Montessorians don’t always agree about everything but one of the many things we are all agreed on is that rewards don’t work. Back in the Summer of 2011, my regular column in Montessori International ‘Research Watch’ featured some research, mainly from the USA, in the field of healthcare which reflected the inefficacy of rewards in that area. Now a major study from the universities of York, Manchester and Michigan in the USA have shown that the £1 billion a year Quality and Outcomes Framework (QOF) has had no significant effect over the rates of mortality. The authors checked the death rates from 1994 (10 years before QOF started) up to 2010 from the UK and 26 other countries with comparable health care systems and found that not only had mortality rates for the targeted diseases (e.g. diabetes, cancer & heart disease) been unaffected but rates had actually risen in other diseases which were not targeted. The authors comment, remarkably mildly, “Our findings have implications for the probable effects of similar programmes.” Surely there is also a lesson here for educationalists too. Too many mainstream teachers are totally wedded to rewards as a means of motivating children. There is a better way!
|Ryan, A.M. et al. (2016). Long-term evidence for the effect of pay-for-performance in primary care on mortality in the UK: a population study.

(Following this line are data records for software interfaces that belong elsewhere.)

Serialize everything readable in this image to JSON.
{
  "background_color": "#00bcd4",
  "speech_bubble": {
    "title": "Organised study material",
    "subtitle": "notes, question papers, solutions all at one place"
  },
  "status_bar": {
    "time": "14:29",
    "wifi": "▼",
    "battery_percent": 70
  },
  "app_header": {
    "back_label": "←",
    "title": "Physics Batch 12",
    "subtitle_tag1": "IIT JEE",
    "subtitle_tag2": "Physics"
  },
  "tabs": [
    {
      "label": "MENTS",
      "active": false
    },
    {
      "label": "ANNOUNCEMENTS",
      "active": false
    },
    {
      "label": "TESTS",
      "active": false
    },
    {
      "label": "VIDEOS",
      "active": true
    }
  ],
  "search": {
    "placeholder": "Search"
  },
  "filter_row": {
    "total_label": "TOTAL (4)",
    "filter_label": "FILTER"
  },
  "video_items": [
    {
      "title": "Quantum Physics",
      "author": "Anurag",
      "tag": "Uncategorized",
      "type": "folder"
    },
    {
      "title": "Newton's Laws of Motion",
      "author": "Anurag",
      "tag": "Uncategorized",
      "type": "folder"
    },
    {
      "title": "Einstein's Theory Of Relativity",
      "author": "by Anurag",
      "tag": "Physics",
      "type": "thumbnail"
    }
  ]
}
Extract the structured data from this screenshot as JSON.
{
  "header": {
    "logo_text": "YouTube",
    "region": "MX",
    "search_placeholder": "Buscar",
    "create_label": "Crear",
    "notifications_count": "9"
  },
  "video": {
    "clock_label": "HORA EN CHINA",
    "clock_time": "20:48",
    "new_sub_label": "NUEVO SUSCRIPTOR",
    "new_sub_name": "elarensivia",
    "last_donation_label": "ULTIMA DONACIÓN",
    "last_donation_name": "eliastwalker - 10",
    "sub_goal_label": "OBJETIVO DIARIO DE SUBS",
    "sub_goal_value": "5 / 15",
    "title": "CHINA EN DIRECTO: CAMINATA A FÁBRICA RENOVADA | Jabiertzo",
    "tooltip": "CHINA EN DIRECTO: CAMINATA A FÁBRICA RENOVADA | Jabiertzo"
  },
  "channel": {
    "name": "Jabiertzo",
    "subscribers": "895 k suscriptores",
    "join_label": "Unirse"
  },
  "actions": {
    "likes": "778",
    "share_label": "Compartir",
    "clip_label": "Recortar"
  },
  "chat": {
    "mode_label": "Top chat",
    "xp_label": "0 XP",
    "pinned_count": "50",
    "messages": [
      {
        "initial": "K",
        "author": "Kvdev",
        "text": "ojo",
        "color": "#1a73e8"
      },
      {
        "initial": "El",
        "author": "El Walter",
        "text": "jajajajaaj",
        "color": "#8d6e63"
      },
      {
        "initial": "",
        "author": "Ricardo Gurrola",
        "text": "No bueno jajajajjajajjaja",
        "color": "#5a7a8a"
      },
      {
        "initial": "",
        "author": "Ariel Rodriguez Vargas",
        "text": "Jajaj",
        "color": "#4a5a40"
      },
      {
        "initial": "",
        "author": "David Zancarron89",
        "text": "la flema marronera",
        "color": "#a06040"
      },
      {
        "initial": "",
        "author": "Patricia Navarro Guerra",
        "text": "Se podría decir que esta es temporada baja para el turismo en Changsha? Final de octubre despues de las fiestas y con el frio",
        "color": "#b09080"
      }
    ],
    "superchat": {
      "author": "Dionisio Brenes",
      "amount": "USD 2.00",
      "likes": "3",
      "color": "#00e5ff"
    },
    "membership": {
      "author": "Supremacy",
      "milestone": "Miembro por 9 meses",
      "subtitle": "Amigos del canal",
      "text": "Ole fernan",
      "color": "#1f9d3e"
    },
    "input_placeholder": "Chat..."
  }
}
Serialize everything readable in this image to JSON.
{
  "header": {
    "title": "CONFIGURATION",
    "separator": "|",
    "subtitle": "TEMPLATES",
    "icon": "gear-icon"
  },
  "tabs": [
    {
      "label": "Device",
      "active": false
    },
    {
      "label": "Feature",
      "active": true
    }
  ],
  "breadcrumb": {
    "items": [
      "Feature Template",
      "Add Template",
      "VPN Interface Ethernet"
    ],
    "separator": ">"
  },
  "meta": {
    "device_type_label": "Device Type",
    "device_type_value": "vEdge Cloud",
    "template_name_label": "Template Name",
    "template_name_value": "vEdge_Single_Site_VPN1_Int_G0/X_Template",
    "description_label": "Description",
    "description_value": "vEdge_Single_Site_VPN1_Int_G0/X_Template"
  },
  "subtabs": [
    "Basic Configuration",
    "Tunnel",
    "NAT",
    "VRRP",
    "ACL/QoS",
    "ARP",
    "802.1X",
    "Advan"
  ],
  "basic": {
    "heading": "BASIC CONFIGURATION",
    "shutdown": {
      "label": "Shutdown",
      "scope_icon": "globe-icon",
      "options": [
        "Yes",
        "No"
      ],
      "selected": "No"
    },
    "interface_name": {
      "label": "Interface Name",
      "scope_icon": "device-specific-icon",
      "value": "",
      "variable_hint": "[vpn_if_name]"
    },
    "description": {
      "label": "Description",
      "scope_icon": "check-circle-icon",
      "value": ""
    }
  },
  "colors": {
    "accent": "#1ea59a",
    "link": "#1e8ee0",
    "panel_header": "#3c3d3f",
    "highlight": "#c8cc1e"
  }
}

The Lancet (in press) published online DOI: http://dx.doi.org/10.1016/50149-6736(16)00276-2|
For those readers of this blog who do not have access to Montessori Interational, the relevant paragraphs are as follows…
Who can have missed the newspaper coverage of the subject of bankers’ bonuses recently? Or have been appalled and repulsed by the obscene size of them – especially as it was the banking sector which brought us so near to financial meltdown. And still the bonuses are being paid! Admittedly they are smaller percentages, but most banks have quietly doubled basic salaries to compensate. The effects of such bonuses (rewards) are well publicised. They lead to short-term thinking (boosting immediate profits to maximise the next bonus), sometimes actual dishonesty, insider trading and market manipulation by spreading false rumours, stifling of creativity and collaboration with colleagues, lavish & unnecessary entertainment of clients (whose feedback helps determine bonus size) and reckless gambling. And yet despite all this, the efficacy of rewarding executives to boost motivation goes unquestioned.
It is 40 years since Edward Deci’s ground-breaking research with undergraduates, followed up 2 years later in 1973 by Mark Lepper’s well-known study with preschoolers, which established not only that rewards are ineffective but that they actually de-motivate. Both found that rewards make children less likely to choose an activity once the reward was withdrawn. Dr. Deci – a professor of Social Science at Rochester University, Michigan, who has made a lifetime study of human motivation enlightened by Self-Determination Theory – subsequently carried out a meta-analysis (a survey and combination of 128 other research studies) which strongly confirmed the earlier findings. (Deci, E. L., Koestner, R., & Ryan, R. M. (1999). ‘A meta-analytic review of experiments examining the effects of extrinsic rewards on intrinsic motivation’. Psychological Bulletin, 125, 627-668.) The message has not yet reached the majority of teachers though. It is often said that it takes half a century for really novel research results to impact on everyday practice. So long for the old-timers to have moved on! Incidentally, an excellent and very readable introduction to Deci’s ideas is his 1996 Penguin book Why We Do What We Do: an introduction to self-motivation.
The latest research on the inefficiency of rewards comes from the field of health care. There have been a series of studies into the topic at Baylor College of Medicine, Texas. In the latest, a group of primary care clinics were incentivised (i.e. given bonuses) to increase the uptake of immunisation and smear tests. They did show an increase, but then the researchers found that giving no bonus at all had exactly the same effect. (Gavagan T.F. et al. (2010) ‘Effect of Financial Incentives on Improvement in Medical Quality Indicators for Primary Care’ Journal of the American Board of Family Medicine 23 (5): 622-631) This was a follow up to an earlier meta-study by Laura Peterson (Petersen L. et al. (2006) ‘Does Pay-for-Performance Improve the Quality of Health Care?’ Annals of Internal Medicine vol. 145 no. 4 265-272) She found that the evidence was really quite weak (only one study found a strong effect for bonuses) but also there were unwanted side effects – like the existence of bonuses making doctors less willing to take on difficult cases!
These studies confirmed work based on a large-scale survey carried out at the University of Nottingham, UK, by Brian Serumaga and his colleagues. They surveyed 470,000 hypertension patients both before and after the introduction of an NHS bonus scheme. They found no discernible improvement in patient outcomes whatsoever. Serumaga commented “Having spent three years looking at the evidence of payment-for-performance, I am astonished at how weak the evidence is.”